### THE TASK
Each image should be skipped while the records are restated word for word.

### RECORDS FOR THE EXERCISE
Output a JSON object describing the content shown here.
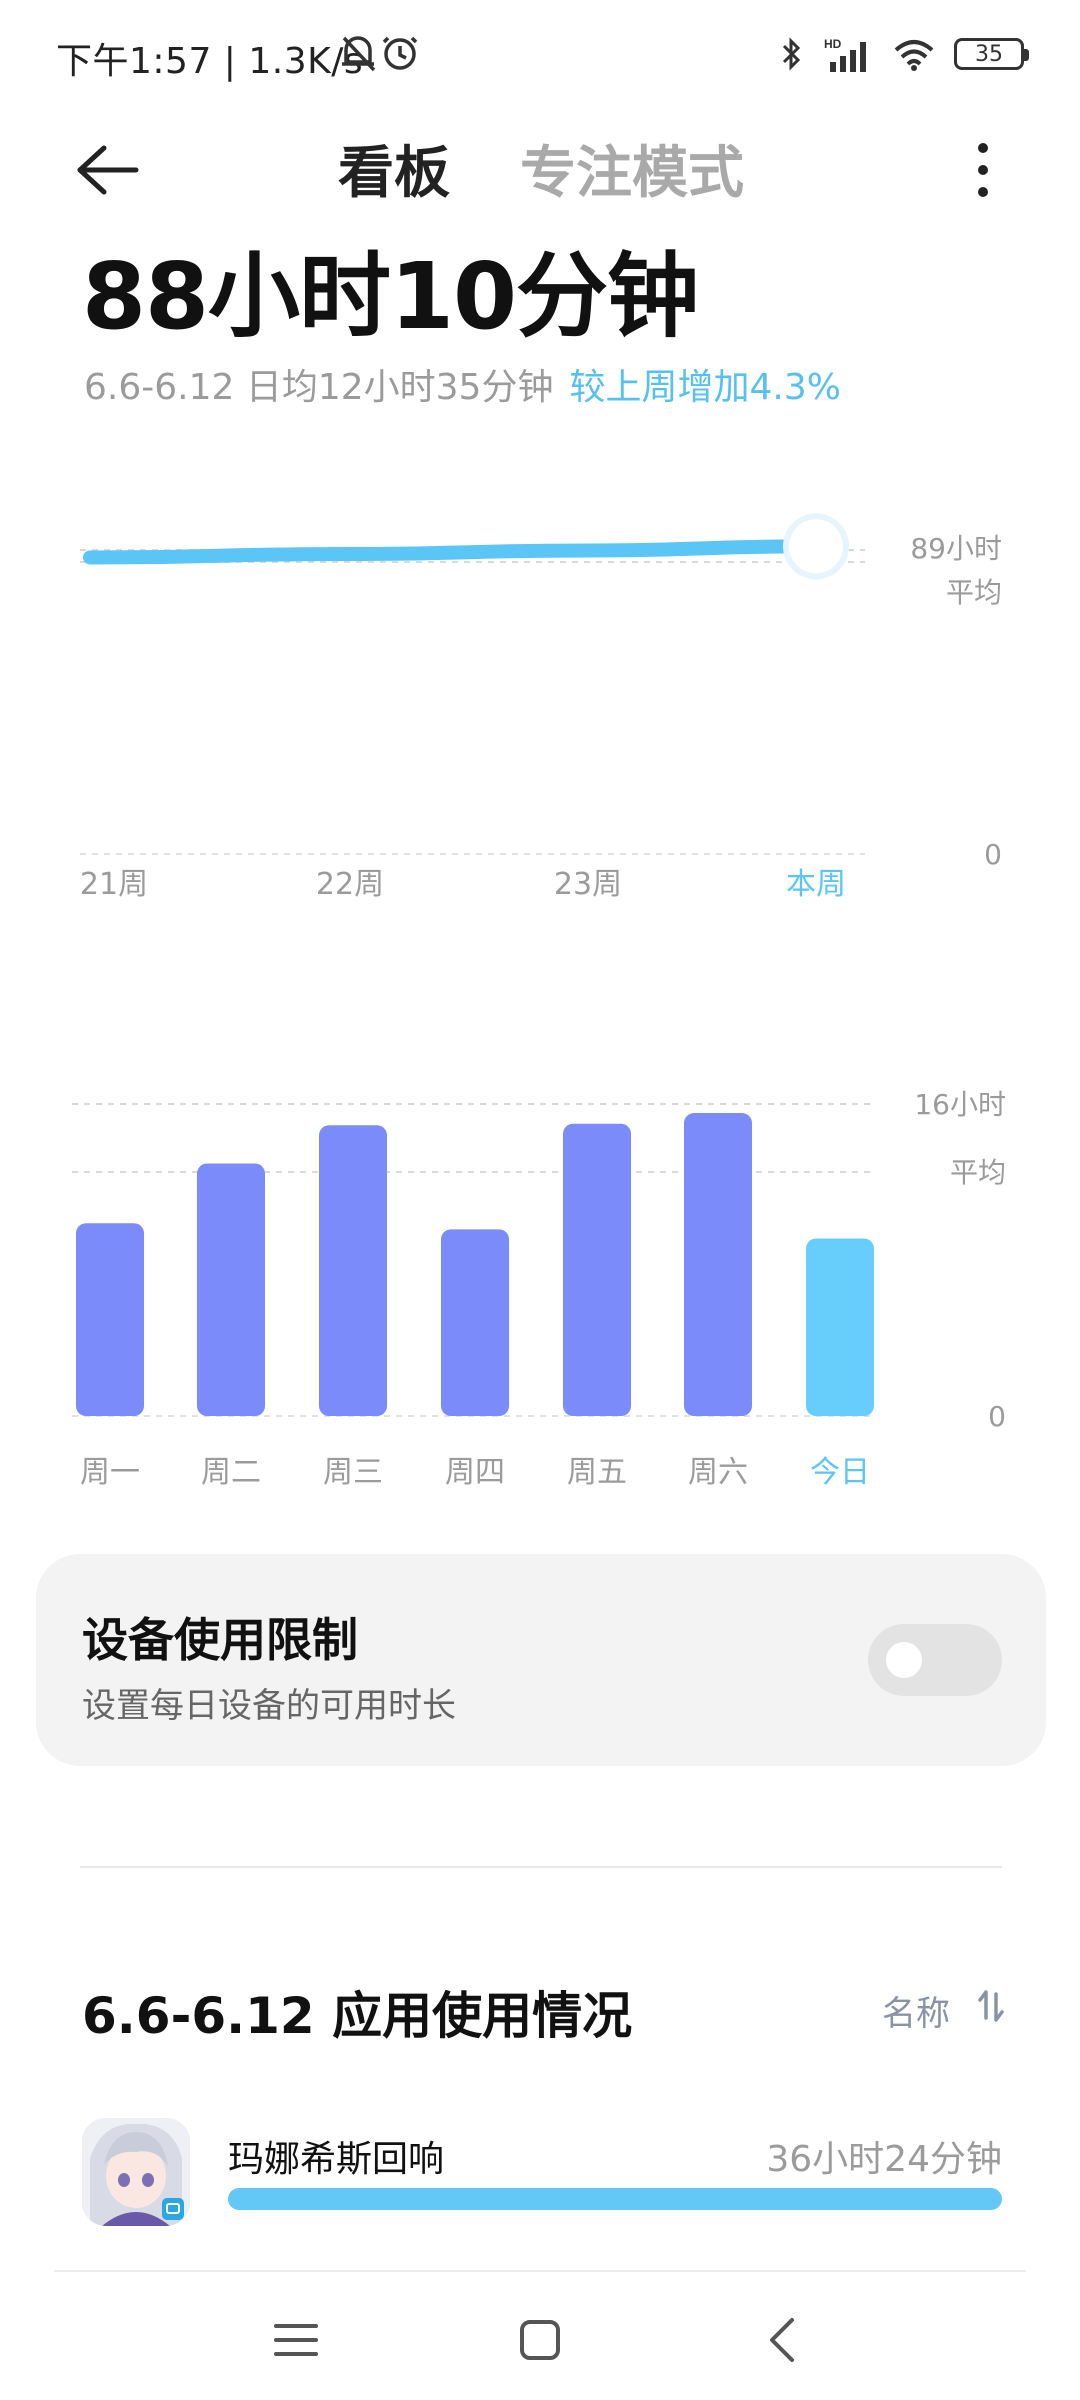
{
  "status_bar": {
    "text": "下午1:57 | 1.3K/s",
    "battery": "35"
  },
  "header": {
    "tab_active": "看板",
    "tab_inactive": "专注模式"
  },
  "summary": {
    "total": "88小时10分钟",
    "detail": "6.6-6.12 日均12小时35分钟",
    "change": "较上周增加4.3%"
  },
  "colors": {
    "accent": "#5BC6F5",
    "bar": "#7B8BFA",
    "today_bar": "#67CEFB",
    "text_muted": "#9B9B9B"
  },
  "weekly_chart": {
    "avg_label_value": "89小时",
    "avg_label_text": "平均",
    "zero": "0",
    "x_labels": [
      "21周",
      "22周",
      "23周",
      "本周"
    ]
  },
  "daily_chart": {
    "top_label": "16小时",
    "avg_label": "平均",
    "zero": "0",
    "x_labels": [
      "周一",
      "周二",
      "周三",
      "周四",
      "周五",
      "周六",
      "今日"
    ]
  },
  "chart_data": [
    {
      "type": "line",
      "x": [
        "21周",
        "22周",
        "23周",
        "本周"
      ],
      "series": [
        {
          "values": [
            85,
            86,
            87,
            88.2
          ]
        }
      ],
      "ylim": [
        0,
        90
      ],
      "reference_lines": [
        {
          "label": "平均",
          "value": 87.5
        }
      ],
      "y_tick_labels": [
        "89小时",
        "0"
      ],
      "highlighted": "本周"
    },
    {
      "type": "bar",
      "categories": [
        "周一",
        "周二",
        "周三",
        "周四",
        "周五",
        "周六",
        "今日"
      ],
      "values": [
        12.6,
        16.5,
        19.0,
        12.2,
        19.1,
        19.8,
        11.6
      ],
      "ylim": [
        0,
        20
      ],
      "y_tick_labels": [
        "16小时",
        "平均",
        "0"
      ],
      "reference_lines": [
        {
          "label": "平均",
          "value": 16
        }
      ],
      "highlighted": "今日"
    }
  ],
  "device_limit": {
    "title": "设备使用限制",
    "subtitle": "设置每日设备的可用时长",
    "enabled": false
  },
  "app_usage": {
    "title": "6.6-6.12 应用使用情况",
    "sort_label": "名称",
    "items": [
      {
        "name": "玛娜希斯回响",
        "time": "36小时24分钟",
        "progress": 1.0
      }
    ]
  }
}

### OUTPUT OF THE EXERCISE
Output a JSON object describing the content shown here.
{
  "status_bar": {
    "text": "下午1:57 | 1.3K/s",
    "battery": "35"
  },
  "header": {
    "tab_active": "看板",
    "tab_inactive": "专注模式"
  },
  "summary": {
    "total": "88小时10分钟",
    "detail": "6.6-6.12 日均12小时35分钟",
    "change": "较上周增加4.3%"
  },
  "colors": {
    "accent": "#5BC6F5",
    "bar": "#7B8BFA",
    "today_bar": "#67CEFB",
    "text_muted": "#9B9B9B"
  },
  "weekly_chart": {
    "avg_label_value": "89小时",
    "avg_label_text": "平均",
    "zero": "0",
    "x_labels": [
      "21周",
      "22周",
      "23周",
      "本周"
    ]
  },
  "daily_chart": {
    "top_label": "16小时",
    "avg_label": "平均",
    "zero": "0",
    "x_labels": [
      "周一",
      "周二",
      "周三",
      "周四",
      "周五",
      "周六",
      "今日"
    ]
  },
  "chart_data": [
    {
      "type": "line",
      "x": [
        "21周",
        "22周",
        "23周",
        "本周"
      ],
      "series": [
        {
          "values": [
            85,
            86,
            87,
            88.2
          ]
        }
      ],
      "ylim": [
        0,
        90
      ],
      "reference_lines": [
        {
          "label": "平均",
          "value": 87.5
        }
      ],
      "y_tick_labels": [
        "89小时",
        "0"
      ],
      "highlighted": "本周"
    },
    {
      "type": "bar",
      "categories": [
        "周一",
        "周二",
        "周三",
        "周四",
        "周五",
        "周六",
        "今日"
      ],
      "values": [
        12.6,
        16.5,
        19.0,
        12.2,
        19.1,
        19.8,
        11.6
      ],
      "ylim": [
        0,
        20
      ],
      "y_tick_labels": [
        "16小时",
        "平均",
        "0"
      ],
      "reference_lines": [
        {
          "label": "平均",
          "value": 16
        }
      ],
      "highlighted": "今日"
    }
  ],
  "device_limit": {
    "title": "设备使用限制",
    "subtitle": "设置每日设备的可用时长",
    "enabled": false
  },
  "app_usage": {
    "title": "6.6-6.12 应用使用情况",
    "sort_label": "名称",
    "items": [
      {
        "name": "玛娜希斯回响",
        "time": "36小时24分钟",
        "progress": 1.0
      }
    ]
  }
}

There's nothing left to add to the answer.